Midterm election years, when voting participation is much lower, are a different story, and can produce much larger skews. In 2010, for instance, likely voter polls produced a net swing to Republican candidates of about six points. There have also been some midterm election years where, in contrast to the trend in presidential election years, the shift to likely voter models helped Democrats by a point or so.
But the results have been pretty consistent in presidential election years: a shift of one or two points toward the Republican candidate has been typical.
The way our forecast model accounts for this is to default to applying a shift of 1.5 percentage points toward the Republican candidate whenever it encounters a registered voter poll.
This default estimate may change once we get a sufficient number of polls that present a direct comparison of likely and registered voter numbers. So far, we have not had very many of these surveys, so the model has not shifted very far from the default. (It is now giving Mr. Romney a 1.6-point push when it encounters a registered voter poll.)
But this may be putting the cart before the horse. Are pollsters actually successful at predicting who will vote and who won’t? Are the likely voter polls truly more accurate?
My research suggests that they generally are, but it isn’t a slam dunk. In measuring the difference between the actual popular vote margin between the Democratic and Republican candidates and the one implied by the poll, likely voter polls were more accurate in 1992, 1996, 2004 and 2008, while registered voter polls were a bit better in 1988 and 2000.
On average over the past six presidential cycles, likely voter models have missed the final margin between the candidates (in their state or in the co
untry as a whole, depending on where they surveyed) by an average of 5.2 points. Registered voter polls have missed it by an average of 5.7 points. So the likely voter models have provided somewhat more accuracy.
The advantage comes, however, from polls conducted late in the race. From about Labor Day onward, voters become more tuned in to the campaign, and it may become easier to discern how much their interest in the campaign will translate into their likelihood of voting.
As the next chart shows, likely voter polls have been about a full percentage point more accurate than registered voter polls when conducted from Sept. 1 until Election Day.
However, likely voter models have not been any more accurate before that date. In fact, they have been slightly less accurate than registered voter polls (although the sample size is small enough that I wouldn’t make much of that finding).
Many polling firms believe that likely voter models are unreliable when applied this early in the campaign, and most avoid doing so. This evidence suggests that this is a solid intuition: the things that get voters excited in July may not be the same ones that wind up doing so in November.
If you see likely voter models right now showing numbers that are not much in line with the historical pattern — say, those that produce a five-point shift toward Mr. Romney, or a two-point shift in favor of Mr. Obama — I wouldn’t necessarily pay a lot of attention to them.
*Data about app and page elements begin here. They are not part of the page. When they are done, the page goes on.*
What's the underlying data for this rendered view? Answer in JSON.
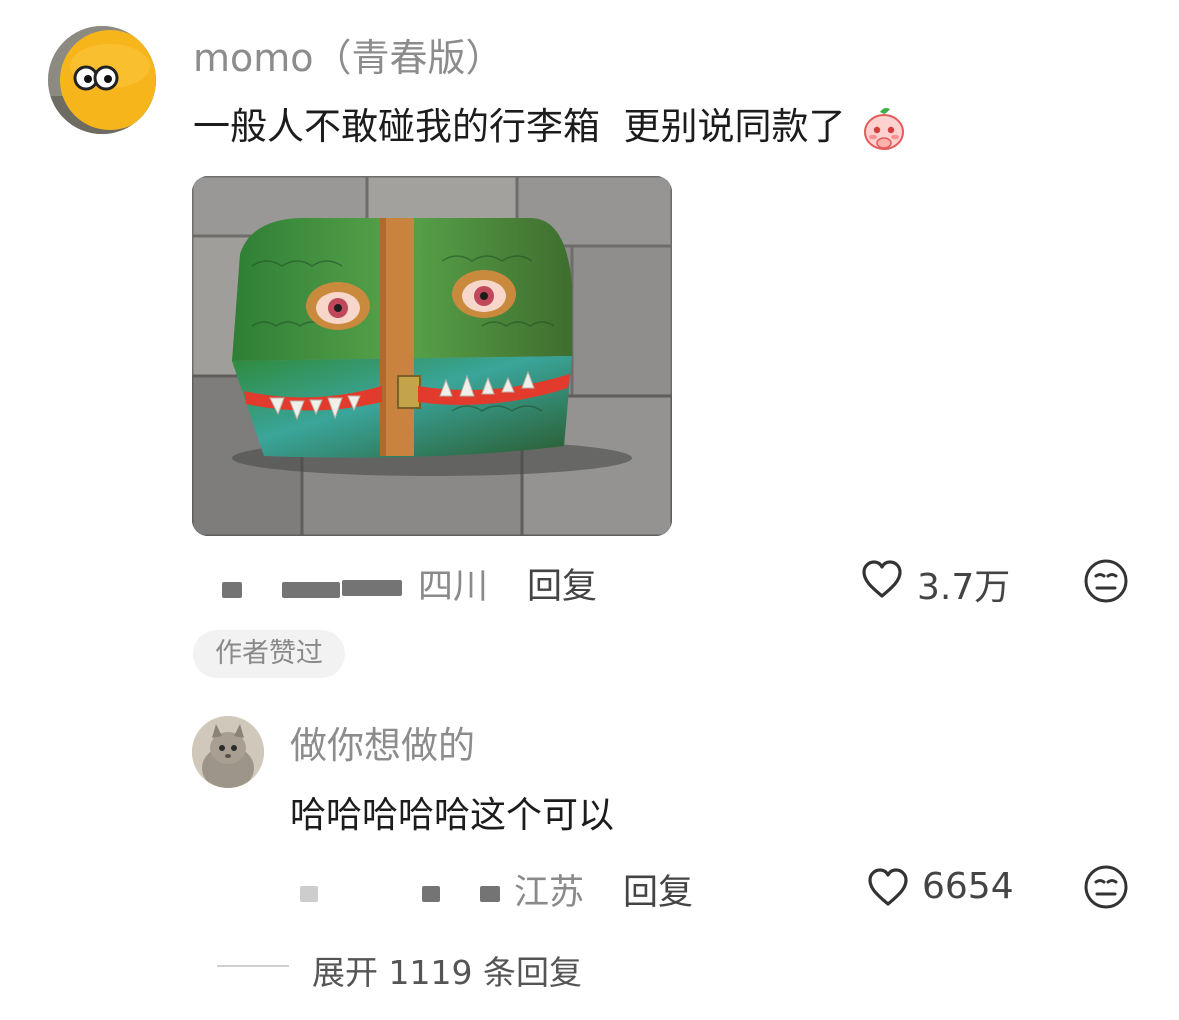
{
  "comment": {
    "username": "momo（青春版）",
    "text": "一般人不敢碰我的行李箱  更别说同款了",
    "emoji_icon": "shy-peach-emoji",
    "location": "四川",
    "reply_label": "回复",
    "likes": "3.7万",
    "author_liked_badge": "作者赞过"
  },
  "reply": {
    "username": "做你想做的",
    "text": "哈哈哈哈哈这个可以",
    "location": "江苏",
    "reply_label": "回复",
    "likes": "6654"
  },
  "expand": {
    "label": "展开 1119 条回复"
  },
  "icons": {
    "like": "heart-outline-icon",
    "dislike": "meh-face-icon"
  }
}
However, the historical patterns have been quite consistent once the likely voter models become more reliable. Most likely, they will show a shift of somewhere in the neighborhood of one or two points toward the Republican candidate — in this case, Mr. Romney.
For the time being, our model is giving Mr. Romney credit for a 1.6-point shift when it sees a registered voter poll and has him just a tiny bit behind Mr. Obama despite this. Needless to say, if the gap comes in toward the higher end of the historical range — or at something higher still, like a three-point difference in his favor — Mr. Romney’s chances of winning the election will improve.